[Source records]
....................
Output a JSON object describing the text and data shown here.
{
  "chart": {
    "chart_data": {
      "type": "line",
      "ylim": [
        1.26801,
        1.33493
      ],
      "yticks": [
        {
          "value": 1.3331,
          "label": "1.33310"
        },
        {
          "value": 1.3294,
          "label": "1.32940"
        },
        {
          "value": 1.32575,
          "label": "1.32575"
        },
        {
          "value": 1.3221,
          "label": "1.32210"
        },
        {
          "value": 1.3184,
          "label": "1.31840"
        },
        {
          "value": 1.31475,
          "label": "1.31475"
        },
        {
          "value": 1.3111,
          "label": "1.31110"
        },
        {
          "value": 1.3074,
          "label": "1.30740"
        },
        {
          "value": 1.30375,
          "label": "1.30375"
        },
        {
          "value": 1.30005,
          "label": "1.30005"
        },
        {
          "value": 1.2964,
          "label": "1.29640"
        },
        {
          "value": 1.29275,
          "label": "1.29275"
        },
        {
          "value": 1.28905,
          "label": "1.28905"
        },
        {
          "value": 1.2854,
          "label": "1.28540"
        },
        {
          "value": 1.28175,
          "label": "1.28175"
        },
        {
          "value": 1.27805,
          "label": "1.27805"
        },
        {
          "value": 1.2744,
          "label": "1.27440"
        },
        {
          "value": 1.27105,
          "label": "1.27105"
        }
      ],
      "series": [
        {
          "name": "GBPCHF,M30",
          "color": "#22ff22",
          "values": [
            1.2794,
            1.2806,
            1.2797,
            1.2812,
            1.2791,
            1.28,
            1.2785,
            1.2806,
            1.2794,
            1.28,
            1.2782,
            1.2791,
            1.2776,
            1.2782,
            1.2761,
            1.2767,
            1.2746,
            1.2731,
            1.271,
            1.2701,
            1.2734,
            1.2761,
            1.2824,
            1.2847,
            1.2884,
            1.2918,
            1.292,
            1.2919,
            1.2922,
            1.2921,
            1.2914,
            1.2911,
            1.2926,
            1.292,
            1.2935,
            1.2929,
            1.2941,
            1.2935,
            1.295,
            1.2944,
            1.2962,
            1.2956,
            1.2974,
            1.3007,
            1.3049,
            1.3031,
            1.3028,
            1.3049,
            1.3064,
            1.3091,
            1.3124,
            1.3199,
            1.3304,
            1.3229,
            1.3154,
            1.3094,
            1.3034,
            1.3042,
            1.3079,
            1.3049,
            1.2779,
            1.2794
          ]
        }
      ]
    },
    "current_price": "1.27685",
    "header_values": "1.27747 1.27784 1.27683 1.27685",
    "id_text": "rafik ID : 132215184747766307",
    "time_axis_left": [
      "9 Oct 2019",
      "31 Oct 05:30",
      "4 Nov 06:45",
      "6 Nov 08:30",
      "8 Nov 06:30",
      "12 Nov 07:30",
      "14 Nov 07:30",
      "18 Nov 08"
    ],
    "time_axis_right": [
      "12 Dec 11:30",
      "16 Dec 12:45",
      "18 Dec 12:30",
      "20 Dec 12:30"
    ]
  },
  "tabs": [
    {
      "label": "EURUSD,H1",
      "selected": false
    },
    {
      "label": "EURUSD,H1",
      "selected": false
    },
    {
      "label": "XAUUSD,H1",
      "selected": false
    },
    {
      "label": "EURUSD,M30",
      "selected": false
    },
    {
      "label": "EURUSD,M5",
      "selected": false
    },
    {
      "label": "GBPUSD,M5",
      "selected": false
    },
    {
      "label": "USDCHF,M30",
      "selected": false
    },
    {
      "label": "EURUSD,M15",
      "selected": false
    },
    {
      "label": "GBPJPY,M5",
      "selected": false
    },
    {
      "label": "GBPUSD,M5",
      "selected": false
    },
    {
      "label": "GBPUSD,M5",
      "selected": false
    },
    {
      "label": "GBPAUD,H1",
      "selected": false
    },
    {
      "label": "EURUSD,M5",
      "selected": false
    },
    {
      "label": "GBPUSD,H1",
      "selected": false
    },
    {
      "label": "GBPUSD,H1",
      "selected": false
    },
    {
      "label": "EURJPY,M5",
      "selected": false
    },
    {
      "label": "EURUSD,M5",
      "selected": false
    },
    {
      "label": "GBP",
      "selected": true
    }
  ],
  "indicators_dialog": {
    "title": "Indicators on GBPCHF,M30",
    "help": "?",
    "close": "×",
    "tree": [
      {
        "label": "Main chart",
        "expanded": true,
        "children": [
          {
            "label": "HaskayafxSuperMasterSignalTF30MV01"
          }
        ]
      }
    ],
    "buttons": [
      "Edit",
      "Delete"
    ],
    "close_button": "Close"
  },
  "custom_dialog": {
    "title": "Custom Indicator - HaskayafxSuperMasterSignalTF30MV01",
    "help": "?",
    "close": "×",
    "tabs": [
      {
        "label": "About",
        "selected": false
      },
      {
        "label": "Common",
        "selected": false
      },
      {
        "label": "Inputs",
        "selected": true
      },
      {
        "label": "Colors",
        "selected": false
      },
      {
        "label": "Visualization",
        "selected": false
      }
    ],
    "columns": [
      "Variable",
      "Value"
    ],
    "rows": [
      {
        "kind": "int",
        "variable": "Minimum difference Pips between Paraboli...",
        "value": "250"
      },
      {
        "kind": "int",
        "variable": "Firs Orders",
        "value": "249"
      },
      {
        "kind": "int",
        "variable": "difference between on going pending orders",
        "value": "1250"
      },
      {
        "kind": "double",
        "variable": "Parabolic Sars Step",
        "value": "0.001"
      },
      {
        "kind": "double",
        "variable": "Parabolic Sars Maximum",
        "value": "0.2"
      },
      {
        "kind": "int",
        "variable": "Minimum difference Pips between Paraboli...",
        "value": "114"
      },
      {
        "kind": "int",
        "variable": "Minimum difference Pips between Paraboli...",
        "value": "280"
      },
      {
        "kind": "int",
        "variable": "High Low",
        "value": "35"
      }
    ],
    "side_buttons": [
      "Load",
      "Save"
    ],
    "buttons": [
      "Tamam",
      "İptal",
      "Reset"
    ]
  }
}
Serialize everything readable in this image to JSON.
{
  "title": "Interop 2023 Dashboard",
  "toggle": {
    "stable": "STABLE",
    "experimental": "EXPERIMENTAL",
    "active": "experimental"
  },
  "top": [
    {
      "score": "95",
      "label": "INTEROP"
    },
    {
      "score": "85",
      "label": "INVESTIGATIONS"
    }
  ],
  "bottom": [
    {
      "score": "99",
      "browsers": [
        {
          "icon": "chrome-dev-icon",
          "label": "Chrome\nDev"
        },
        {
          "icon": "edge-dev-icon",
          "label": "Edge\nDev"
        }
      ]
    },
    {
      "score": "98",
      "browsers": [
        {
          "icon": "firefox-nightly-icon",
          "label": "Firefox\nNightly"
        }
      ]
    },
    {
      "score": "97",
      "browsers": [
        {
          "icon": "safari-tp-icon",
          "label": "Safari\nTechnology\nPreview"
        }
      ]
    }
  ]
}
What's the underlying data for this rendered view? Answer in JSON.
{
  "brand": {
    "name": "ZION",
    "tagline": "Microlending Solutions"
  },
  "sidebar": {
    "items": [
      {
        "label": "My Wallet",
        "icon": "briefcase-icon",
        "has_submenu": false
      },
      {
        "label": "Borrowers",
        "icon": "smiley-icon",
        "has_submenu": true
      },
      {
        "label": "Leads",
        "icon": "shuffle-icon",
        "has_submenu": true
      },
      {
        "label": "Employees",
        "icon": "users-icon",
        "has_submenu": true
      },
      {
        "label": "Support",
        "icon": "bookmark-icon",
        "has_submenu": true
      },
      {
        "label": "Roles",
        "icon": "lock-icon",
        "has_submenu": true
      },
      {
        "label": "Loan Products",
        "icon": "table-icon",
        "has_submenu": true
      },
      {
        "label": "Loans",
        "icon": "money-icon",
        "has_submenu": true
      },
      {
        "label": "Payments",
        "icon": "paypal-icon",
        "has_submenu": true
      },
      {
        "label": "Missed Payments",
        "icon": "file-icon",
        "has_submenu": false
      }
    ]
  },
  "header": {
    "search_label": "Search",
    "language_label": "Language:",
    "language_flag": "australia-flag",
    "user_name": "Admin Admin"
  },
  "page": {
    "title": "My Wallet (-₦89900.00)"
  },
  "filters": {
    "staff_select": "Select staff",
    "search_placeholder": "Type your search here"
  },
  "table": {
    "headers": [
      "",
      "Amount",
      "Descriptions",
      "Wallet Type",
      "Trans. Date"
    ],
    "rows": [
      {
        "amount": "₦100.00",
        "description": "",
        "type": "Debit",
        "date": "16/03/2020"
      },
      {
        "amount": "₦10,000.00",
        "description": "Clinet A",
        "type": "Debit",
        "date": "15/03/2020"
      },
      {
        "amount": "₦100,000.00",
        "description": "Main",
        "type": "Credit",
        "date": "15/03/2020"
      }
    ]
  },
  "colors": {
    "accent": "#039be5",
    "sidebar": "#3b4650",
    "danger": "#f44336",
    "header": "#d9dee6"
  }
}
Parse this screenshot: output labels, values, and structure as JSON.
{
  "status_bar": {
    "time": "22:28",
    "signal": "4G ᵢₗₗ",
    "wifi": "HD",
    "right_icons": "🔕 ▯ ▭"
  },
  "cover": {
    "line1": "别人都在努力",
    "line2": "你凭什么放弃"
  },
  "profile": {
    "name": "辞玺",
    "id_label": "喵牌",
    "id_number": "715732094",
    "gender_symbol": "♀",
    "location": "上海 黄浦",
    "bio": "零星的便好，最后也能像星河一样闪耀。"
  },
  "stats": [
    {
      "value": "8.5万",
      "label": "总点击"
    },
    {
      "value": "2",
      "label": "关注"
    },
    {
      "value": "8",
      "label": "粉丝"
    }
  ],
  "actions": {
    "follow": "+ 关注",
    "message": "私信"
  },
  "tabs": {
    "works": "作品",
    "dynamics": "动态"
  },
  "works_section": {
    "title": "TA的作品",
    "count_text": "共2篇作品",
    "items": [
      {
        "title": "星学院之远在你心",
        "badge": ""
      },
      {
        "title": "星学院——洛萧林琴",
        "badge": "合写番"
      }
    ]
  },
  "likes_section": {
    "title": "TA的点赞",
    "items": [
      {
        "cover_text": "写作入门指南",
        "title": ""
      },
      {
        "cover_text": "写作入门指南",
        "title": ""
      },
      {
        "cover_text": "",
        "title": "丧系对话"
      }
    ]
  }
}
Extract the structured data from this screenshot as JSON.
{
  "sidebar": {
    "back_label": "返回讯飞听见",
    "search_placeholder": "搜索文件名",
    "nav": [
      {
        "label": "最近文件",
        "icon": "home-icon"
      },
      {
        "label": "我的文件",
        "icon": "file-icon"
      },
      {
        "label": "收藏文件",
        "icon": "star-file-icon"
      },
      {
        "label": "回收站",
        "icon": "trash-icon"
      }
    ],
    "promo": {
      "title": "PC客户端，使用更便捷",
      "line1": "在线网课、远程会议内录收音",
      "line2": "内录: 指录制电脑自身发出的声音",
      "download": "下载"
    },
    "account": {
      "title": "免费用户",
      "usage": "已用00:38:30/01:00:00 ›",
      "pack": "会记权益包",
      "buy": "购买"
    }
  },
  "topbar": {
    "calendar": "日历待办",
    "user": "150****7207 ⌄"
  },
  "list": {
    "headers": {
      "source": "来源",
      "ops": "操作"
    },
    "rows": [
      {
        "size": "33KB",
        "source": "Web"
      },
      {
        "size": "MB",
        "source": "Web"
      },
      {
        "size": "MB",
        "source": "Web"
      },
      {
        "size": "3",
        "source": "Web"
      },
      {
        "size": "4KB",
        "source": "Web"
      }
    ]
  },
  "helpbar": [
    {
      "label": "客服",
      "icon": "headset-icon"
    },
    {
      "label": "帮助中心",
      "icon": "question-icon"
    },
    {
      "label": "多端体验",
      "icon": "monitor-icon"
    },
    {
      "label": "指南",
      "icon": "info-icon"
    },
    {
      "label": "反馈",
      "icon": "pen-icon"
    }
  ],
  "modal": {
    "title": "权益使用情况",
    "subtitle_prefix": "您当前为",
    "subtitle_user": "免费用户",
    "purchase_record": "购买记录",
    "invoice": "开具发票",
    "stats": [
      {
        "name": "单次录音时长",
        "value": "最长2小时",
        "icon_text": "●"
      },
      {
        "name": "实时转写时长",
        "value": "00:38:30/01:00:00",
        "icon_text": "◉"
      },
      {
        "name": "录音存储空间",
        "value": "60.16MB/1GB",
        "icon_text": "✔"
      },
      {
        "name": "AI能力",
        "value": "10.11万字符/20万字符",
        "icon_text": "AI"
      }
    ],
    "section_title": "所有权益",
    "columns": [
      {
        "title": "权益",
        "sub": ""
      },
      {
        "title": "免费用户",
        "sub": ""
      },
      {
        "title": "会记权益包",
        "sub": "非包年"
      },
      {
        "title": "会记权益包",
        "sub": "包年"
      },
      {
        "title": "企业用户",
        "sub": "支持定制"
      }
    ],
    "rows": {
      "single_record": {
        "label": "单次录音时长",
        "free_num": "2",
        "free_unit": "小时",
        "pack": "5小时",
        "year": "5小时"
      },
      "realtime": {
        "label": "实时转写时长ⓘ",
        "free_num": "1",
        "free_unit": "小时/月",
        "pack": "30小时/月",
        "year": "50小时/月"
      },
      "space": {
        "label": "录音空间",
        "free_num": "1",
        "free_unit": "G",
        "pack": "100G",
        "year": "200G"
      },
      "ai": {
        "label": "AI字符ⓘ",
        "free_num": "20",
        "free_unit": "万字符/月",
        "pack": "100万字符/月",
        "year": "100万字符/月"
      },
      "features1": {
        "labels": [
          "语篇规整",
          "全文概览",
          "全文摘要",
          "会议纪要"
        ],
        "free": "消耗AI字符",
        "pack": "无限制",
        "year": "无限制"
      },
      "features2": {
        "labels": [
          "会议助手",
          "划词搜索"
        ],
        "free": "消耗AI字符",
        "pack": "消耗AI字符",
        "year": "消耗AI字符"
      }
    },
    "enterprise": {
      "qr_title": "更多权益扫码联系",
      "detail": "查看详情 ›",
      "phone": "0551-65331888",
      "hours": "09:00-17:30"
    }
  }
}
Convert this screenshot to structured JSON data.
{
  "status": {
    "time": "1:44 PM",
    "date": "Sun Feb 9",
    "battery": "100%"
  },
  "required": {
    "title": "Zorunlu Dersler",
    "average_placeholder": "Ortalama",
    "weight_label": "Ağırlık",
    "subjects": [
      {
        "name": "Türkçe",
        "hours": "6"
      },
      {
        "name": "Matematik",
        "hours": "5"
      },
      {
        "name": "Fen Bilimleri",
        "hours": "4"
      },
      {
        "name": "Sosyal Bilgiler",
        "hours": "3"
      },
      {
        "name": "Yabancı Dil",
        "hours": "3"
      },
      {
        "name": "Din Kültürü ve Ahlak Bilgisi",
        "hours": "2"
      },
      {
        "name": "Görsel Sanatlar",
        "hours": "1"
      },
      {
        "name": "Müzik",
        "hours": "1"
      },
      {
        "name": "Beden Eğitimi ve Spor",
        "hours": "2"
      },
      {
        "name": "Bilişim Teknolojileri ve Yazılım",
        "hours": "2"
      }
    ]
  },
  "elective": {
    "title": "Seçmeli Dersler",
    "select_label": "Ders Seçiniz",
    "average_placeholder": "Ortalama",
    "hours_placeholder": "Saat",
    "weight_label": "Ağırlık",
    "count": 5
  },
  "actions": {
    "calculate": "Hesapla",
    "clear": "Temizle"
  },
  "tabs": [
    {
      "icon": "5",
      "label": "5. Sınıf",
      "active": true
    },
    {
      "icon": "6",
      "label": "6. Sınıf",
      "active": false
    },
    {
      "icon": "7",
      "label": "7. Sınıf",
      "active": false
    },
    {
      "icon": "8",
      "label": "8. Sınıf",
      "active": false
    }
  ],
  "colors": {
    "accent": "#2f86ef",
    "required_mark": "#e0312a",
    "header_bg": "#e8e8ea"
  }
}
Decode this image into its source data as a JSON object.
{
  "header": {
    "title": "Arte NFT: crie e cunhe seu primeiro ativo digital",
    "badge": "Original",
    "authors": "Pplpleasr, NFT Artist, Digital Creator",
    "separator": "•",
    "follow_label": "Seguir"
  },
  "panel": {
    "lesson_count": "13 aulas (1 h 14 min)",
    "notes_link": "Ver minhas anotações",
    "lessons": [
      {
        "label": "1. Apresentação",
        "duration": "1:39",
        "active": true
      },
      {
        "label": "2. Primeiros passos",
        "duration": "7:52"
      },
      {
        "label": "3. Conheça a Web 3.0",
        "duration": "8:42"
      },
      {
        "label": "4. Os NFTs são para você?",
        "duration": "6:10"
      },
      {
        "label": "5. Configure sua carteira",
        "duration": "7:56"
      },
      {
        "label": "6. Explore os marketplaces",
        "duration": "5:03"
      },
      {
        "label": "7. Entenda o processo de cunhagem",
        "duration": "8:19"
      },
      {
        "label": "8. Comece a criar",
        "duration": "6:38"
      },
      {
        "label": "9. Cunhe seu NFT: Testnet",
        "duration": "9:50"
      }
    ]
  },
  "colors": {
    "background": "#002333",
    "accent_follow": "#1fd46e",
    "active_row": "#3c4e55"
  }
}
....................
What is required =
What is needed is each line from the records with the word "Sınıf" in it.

Solution for this exercise =
      "label": "5. Sınıf",
      "label": "6. Sınıf",
      "label": "7. Sınıf",
      "label": "8. Sınıf",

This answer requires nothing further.